In address verification service designs, the user inputs part of credit card billing information, usually a five-digit ZIP code, a street address, or a combination of the two. That data is sent to be matched against data on file at the bank. The match will facilitate an approval for use of the card. Businesses can set AVS security levels according to what's required by their merchant service providers or banks.
Experts refer to address verification service as a risk management tool for merchants. Services are available from big companies specializing in e-commerce and point-of-sale commerce security. Other kinds of typical security conventions include the use of an additional code written on the back of a card that will be furnished by the user in a commercial transaction. While address verification service is now a popular standard, some criticize it because of its potential for false rejections and any inconvenience that this may cause. Some address verification service systems can be overridden at the point of sale by a cashier to mitigate this kind of problem.
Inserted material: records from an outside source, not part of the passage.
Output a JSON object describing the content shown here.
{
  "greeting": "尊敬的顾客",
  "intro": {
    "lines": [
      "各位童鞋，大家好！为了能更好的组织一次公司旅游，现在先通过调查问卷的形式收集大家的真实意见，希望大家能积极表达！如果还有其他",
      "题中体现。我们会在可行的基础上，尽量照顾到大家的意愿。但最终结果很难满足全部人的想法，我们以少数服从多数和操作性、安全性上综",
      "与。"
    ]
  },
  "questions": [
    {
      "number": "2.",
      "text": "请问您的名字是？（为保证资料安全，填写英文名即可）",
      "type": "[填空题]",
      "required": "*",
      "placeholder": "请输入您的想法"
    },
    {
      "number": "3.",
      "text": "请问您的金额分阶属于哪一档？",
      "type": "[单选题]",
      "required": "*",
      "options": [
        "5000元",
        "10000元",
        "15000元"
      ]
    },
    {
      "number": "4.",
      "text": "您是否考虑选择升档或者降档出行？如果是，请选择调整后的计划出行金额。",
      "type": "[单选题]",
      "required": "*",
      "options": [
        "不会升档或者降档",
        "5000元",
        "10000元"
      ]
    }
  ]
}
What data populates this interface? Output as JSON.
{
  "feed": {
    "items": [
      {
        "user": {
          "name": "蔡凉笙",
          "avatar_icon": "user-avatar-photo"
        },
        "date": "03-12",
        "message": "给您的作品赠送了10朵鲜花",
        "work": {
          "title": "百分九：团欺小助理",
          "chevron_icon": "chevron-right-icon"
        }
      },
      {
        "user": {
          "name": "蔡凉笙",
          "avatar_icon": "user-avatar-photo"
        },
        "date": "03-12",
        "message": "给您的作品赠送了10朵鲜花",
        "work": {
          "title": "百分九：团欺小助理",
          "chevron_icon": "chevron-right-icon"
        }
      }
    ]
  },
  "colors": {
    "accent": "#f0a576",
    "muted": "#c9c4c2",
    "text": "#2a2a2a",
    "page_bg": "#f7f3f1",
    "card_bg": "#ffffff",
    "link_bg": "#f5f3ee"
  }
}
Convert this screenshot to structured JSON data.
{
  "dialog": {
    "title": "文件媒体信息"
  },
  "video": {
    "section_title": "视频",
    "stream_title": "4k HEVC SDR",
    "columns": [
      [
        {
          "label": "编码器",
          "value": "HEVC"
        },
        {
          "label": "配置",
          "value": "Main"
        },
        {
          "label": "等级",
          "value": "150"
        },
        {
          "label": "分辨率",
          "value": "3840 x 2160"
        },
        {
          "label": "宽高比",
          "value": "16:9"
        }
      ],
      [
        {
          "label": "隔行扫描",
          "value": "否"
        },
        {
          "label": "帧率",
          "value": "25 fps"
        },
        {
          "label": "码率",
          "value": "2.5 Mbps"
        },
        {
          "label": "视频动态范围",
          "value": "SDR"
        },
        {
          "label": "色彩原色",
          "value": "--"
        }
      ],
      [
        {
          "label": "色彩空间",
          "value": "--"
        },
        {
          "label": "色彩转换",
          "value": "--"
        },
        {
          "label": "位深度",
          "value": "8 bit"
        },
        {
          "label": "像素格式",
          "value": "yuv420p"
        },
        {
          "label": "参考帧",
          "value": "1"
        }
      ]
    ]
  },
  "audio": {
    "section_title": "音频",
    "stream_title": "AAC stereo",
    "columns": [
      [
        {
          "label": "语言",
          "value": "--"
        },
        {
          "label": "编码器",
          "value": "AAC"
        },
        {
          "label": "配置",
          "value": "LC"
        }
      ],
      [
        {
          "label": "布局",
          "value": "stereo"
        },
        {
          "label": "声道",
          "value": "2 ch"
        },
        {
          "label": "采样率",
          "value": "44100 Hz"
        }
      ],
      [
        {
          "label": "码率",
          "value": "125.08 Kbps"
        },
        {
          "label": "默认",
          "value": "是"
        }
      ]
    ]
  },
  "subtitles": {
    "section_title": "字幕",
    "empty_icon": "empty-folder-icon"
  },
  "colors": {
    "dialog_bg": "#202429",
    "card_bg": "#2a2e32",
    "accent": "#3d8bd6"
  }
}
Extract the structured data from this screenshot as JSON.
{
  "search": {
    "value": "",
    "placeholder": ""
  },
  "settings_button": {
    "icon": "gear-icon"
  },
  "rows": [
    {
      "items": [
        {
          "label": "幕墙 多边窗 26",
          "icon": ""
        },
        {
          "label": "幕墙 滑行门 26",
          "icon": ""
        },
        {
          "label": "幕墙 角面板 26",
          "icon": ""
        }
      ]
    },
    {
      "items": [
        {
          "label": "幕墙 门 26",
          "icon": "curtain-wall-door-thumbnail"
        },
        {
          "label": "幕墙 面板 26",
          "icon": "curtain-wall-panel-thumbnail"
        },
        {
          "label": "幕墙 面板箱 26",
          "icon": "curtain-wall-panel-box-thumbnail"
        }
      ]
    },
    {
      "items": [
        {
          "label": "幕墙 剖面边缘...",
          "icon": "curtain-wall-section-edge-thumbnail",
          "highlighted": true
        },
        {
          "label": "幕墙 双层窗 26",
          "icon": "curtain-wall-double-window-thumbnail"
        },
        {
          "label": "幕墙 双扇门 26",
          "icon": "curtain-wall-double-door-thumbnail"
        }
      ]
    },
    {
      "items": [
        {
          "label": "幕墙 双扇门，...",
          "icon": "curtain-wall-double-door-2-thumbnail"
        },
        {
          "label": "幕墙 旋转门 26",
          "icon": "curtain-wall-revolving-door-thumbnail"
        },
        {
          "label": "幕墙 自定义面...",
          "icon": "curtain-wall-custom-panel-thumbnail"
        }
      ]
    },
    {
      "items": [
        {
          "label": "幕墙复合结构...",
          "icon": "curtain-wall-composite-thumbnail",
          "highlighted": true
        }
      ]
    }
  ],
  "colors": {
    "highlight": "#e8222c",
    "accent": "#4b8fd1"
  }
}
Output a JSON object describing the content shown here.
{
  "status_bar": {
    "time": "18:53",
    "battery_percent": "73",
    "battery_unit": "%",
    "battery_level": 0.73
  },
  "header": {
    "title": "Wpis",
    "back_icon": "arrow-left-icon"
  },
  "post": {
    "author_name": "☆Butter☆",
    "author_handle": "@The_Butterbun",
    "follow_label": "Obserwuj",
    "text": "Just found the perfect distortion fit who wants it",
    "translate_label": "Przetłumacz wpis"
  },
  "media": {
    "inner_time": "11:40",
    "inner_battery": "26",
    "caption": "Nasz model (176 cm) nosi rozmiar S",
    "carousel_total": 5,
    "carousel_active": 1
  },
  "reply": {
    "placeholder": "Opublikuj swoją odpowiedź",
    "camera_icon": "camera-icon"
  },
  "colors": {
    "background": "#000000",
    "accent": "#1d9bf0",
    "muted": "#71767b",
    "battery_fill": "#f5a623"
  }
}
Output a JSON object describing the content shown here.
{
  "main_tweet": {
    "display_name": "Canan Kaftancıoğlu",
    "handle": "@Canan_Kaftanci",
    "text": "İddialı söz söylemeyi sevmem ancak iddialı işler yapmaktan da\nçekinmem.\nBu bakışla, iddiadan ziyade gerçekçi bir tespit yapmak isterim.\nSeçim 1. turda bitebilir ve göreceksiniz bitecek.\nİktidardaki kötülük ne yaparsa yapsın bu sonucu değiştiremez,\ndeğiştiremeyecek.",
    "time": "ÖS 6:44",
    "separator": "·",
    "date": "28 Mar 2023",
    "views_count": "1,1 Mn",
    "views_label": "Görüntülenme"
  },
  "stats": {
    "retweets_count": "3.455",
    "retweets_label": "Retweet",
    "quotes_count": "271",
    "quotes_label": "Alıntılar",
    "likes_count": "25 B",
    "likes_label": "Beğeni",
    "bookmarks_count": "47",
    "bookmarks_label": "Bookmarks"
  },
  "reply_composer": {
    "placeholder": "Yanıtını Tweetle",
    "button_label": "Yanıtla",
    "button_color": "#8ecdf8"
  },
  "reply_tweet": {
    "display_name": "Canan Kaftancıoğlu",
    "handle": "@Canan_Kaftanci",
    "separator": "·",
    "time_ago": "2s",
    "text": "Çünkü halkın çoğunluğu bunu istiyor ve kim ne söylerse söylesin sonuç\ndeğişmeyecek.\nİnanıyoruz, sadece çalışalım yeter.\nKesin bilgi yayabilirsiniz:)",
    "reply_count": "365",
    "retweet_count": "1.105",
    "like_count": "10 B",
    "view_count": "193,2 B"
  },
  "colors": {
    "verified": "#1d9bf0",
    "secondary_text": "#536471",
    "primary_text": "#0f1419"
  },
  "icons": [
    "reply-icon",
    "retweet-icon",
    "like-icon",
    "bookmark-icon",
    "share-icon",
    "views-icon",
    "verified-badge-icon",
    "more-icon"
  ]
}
In e-commerce transactions, address verification service compliance may be stricter due to the fact that there is no face-to-face human transaction.